» Available records:
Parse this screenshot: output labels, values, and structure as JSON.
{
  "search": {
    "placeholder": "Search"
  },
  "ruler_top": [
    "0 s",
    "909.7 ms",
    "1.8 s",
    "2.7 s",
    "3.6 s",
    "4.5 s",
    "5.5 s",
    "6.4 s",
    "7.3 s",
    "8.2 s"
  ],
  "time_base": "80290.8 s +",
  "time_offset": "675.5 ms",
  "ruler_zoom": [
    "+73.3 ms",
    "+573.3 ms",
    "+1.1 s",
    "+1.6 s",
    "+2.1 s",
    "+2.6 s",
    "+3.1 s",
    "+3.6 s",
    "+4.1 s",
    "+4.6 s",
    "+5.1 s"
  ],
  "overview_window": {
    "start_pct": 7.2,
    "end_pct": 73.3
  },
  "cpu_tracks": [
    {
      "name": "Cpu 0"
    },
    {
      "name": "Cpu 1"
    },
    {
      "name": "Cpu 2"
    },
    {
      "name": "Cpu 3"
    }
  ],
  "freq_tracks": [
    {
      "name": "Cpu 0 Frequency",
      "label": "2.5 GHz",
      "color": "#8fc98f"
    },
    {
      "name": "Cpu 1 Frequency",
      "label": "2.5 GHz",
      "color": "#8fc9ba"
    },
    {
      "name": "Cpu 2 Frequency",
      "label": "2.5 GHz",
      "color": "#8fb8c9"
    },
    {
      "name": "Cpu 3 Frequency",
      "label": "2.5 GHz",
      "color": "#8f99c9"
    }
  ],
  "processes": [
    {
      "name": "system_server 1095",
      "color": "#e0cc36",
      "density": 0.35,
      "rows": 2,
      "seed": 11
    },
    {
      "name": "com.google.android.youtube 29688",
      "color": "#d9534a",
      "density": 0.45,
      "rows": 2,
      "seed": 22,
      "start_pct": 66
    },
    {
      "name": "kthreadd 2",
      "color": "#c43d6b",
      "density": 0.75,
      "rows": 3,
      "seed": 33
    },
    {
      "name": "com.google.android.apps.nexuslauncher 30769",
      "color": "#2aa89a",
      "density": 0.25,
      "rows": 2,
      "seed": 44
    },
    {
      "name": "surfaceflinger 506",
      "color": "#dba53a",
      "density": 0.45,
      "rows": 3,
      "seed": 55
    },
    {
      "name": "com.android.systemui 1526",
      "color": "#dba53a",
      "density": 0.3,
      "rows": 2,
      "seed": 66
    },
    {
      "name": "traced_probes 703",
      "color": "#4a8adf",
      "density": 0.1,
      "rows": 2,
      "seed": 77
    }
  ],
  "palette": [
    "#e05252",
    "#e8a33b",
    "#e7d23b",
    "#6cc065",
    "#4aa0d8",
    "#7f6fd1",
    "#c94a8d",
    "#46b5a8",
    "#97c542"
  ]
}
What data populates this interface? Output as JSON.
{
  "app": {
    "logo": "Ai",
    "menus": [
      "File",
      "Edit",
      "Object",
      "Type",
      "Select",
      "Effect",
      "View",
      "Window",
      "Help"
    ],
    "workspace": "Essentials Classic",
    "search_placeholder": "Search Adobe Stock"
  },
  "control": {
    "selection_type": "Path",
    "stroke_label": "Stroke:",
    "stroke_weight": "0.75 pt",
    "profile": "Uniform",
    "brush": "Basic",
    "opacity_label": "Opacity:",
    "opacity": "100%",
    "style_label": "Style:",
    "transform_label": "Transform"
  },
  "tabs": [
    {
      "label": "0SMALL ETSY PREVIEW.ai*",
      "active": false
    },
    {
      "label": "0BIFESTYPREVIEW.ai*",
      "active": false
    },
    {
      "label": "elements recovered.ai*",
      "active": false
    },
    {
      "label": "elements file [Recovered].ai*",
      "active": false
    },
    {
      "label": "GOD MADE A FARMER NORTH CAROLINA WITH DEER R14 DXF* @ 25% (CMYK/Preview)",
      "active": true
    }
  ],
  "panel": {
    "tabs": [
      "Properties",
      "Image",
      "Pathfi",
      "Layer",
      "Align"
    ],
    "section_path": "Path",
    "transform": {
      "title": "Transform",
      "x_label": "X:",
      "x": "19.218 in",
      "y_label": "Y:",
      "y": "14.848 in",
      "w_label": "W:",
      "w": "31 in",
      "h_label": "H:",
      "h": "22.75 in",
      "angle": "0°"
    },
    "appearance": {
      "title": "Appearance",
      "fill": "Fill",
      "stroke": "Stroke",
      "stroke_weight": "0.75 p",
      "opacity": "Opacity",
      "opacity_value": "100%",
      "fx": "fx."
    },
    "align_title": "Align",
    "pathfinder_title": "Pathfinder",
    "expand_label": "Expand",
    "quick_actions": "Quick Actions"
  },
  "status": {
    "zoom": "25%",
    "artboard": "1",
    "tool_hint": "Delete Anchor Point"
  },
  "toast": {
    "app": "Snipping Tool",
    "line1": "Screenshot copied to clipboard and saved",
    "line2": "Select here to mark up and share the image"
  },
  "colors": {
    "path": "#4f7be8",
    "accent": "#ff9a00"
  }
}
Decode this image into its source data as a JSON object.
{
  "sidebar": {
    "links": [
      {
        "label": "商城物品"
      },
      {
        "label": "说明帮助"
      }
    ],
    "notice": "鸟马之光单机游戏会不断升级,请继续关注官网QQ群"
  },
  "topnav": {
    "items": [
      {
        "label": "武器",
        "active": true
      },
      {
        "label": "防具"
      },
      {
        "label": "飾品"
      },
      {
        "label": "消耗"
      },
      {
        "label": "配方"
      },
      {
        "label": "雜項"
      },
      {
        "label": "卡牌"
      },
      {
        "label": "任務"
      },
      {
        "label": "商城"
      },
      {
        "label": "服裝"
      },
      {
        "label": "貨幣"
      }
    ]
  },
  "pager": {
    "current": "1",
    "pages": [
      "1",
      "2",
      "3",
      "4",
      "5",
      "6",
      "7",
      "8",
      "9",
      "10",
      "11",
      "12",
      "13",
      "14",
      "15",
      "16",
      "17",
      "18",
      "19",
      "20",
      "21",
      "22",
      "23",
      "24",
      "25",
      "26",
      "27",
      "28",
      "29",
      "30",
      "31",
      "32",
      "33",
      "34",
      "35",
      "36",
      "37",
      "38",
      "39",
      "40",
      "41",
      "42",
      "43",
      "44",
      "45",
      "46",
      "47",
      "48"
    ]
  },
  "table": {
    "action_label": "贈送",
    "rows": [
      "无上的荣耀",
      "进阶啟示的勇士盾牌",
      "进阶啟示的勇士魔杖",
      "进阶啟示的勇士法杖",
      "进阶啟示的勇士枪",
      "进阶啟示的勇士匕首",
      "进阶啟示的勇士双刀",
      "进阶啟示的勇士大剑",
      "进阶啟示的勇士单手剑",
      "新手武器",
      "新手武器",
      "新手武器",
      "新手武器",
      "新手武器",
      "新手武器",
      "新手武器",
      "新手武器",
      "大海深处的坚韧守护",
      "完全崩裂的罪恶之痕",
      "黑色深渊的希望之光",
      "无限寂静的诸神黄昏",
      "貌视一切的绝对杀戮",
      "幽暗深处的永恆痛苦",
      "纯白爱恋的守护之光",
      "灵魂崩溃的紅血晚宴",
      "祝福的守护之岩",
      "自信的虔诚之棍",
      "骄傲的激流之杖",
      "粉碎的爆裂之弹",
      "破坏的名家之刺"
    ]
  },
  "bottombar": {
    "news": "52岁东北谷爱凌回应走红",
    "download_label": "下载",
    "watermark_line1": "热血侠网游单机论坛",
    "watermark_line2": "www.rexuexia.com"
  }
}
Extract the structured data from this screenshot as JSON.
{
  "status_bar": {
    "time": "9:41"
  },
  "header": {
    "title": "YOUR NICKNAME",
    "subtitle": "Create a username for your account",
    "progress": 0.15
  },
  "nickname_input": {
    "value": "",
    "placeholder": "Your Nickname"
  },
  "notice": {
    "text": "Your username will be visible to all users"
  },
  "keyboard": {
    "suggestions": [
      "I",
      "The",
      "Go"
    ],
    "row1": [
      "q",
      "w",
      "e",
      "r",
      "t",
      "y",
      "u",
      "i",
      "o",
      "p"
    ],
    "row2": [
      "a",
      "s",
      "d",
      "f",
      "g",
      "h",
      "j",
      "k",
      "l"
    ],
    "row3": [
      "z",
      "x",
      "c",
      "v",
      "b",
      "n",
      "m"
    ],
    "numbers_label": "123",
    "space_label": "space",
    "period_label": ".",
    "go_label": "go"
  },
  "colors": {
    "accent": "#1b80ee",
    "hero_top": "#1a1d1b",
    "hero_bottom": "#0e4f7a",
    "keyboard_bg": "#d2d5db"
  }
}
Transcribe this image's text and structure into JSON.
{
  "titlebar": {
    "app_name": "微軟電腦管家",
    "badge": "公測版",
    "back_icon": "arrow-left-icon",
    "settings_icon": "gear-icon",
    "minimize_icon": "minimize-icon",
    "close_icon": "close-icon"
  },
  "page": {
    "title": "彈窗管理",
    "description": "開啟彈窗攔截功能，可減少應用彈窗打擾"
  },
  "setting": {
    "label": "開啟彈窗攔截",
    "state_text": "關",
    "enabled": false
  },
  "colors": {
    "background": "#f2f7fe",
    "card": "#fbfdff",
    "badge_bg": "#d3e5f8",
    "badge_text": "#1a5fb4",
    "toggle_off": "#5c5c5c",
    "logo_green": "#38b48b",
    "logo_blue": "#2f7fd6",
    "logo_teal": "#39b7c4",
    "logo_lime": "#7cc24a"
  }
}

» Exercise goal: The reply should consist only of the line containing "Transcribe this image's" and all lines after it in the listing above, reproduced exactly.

» Exercise result:
Transcribe this image's text and structure into JSON.
{
  "titlebar": {
    "app_name": "微軟電腦管家",
    "badge": "公測版",
    "back_icon": "arrow-left-icon",
    "settings_icon": "gear-icon",
    "minimize_icon": "minimize-icon",
    "close_icon": "close-icon"
  },
  "page": {
    "title": "彈窗管理",
    "description": "開啟彈窗攔截功能，可減少應用彈窗打擾"
  },
  "setting": {
    "label": "開啟彈窗攔截",
    "state_text": "關",
    "enabled": false
  },
  "colors": {
    "background": "#f2f7fe",
    "card": "#fbfdff",
    "badge_bg": "#d3e5f8",
    "badge_text": "#1a5fb4",
    "toggle_off": "#5c5c5c",
    "logo_green": "#38b48b",
    "logo_blue": "#2f7fd6",
    "logo_teal": "#39b7c4",
    "logo_lime": "#7cc24a"
  }
}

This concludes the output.